BOSTON–Höweler + Yoon and Sasaki announced the groundbreaking for the 212 Stuart Street residential tower located in the historic Bay Village neighborhood in downtown Boston.
The project was carried through the permitting process by Boston-based Transom Real Estate and is currently being developed by Greystar Real Estate Partners. The project received approval from the Boston Planning and Development Agency (BPDA) in summer 2017 and by the Boston Landmarks Commission in late 2018.
The building will be developed on a 7,714 square-foot parcel located within Boston’s “High-Spine”.
Sasaki served as the Project Architect in collaboration with Höweler + Yoon as the Design
Architect. The project will include the construction of a 150,000 square-foot 19-story building containing 126 units with two townhouses and retail space on the ground level.

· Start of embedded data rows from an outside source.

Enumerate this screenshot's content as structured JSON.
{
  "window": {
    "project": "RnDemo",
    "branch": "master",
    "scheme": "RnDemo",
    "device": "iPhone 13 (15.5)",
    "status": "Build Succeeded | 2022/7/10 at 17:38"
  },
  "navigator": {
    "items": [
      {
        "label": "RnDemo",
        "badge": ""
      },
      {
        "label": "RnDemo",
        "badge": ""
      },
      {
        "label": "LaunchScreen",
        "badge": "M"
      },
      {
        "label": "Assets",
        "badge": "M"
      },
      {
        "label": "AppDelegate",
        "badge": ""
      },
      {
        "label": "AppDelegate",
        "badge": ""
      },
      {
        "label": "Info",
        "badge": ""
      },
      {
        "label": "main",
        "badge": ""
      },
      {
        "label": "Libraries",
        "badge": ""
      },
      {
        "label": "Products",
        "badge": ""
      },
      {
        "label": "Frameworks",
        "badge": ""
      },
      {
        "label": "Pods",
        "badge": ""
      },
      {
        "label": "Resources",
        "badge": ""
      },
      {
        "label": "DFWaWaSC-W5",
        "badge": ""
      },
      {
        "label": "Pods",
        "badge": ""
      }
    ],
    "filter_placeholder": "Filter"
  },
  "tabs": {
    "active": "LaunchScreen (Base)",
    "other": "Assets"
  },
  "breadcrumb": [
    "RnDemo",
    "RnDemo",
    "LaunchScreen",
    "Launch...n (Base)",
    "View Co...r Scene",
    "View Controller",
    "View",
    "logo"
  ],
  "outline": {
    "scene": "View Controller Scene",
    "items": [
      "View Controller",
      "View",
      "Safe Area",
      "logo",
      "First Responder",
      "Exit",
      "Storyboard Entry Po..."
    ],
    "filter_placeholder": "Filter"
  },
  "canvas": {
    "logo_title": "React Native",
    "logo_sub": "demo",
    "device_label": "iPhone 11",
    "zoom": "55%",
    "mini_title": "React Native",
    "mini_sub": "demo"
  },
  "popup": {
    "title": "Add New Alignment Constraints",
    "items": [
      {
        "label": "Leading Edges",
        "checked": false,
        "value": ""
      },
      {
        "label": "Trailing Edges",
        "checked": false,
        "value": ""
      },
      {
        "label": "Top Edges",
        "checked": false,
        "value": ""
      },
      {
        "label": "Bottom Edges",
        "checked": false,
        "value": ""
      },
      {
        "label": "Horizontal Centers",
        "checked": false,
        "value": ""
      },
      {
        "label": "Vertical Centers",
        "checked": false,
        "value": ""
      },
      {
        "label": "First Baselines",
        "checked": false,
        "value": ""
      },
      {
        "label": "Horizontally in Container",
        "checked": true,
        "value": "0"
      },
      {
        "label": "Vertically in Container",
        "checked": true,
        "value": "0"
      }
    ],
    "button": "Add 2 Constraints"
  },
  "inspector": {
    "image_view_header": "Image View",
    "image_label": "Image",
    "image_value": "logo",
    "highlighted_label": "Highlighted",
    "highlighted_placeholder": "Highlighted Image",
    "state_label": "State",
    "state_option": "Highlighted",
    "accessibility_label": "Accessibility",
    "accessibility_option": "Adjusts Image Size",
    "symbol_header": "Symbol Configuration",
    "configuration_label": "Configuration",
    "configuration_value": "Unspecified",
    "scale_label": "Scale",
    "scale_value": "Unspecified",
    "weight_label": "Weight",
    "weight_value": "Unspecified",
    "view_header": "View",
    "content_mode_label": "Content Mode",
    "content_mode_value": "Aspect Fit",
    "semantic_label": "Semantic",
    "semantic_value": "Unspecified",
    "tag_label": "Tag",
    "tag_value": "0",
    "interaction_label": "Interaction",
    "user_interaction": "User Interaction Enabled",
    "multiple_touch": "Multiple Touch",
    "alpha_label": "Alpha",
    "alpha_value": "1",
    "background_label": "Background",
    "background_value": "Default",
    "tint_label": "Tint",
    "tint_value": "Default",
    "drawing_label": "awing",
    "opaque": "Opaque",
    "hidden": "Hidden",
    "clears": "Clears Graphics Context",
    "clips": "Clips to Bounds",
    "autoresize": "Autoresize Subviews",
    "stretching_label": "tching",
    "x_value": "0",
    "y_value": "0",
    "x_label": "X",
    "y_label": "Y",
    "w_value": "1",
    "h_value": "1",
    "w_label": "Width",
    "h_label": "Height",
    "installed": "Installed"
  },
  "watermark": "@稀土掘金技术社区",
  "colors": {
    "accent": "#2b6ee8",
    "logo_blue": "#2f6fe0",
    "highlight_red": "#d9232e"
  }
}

“The design of 212 Stuart Street is rooted in the idea that the tall building operates at multiple scales in the city,” says Eric Höweler, Principal of Höweler + Yoon. “When viewed from a distance, the building meets the sky with a distinctive silhouette and participates in the composition of the city’s skyline. When experienced from the sidewalk, the building meets the ground and activates the streetscape in its immediate context.”
The site of 212 Stuart Street is currently a vacant parking lot between the Bay Village
Neighborhood, and the Stuart Street corridor.
“Context, here, is everything,” says Sasaki principal Victor Vizgaitis, AIA. “The entire genesis of the project came from looking for a way to moderate between two markedly different areas of the city.”
The narrow building presents two distinct faces that each acknowledge the surrounding neighborhoods: the low rise residential neighborhood to the south, and the mixed fabric of the “High Spine” corridor to the north.
The building massing is broken up into a ‘coursed block,’ organized into discrete blocks of 3, 4, 5, and 6 story packages. The exterior is articulated to emphasize the vertical grain of the building with irregularly spaced opaque panels, alternating with recessed glass infill panels. The vertical panels consist of custom, multi-story precast panels with a concave, scalloped geometry.
“Considering the explicit historical concern in the neighborhood, we studied fluted geometries as a way to express depth and texture on the facade. Fluted columns themselves were constructed by stacking individual sections around a central core,” says Höweler. “This part-to-whole relationship satisfies the drive to maintain historical character, and yet the results are surprisingly contemporary.”
The heavy relief texture of the facade will create a unique optical effect, as well as some selfshading on the eastern and western exposures. Glazing for the residential units takes the form of a multi-story, recessed window wall with spandrel glass between the precast panels. The penthouse floor is a single-loaded organization with an outdoor amenity deck to the south.
The ground floor contains the lobby and retail spaces with storefront glazing facing the northern, more commercial side of Stuart Street. The southern portion of the ground floor consists of two walk-up townhouses accessible directly from Shawmut Street. These ‘new neighbors’ respond directly to the existing townhomes across the street and maintain an active residential frontage.
“Townhouses change the character of a tall residential building,” says Vizgaitis. “Particularly when they are well-detailed at their public face and set into a landscape that meshes with the city fabric, the building transforms from anonymous and controlled to something that feels personal and part of the neighborhood.”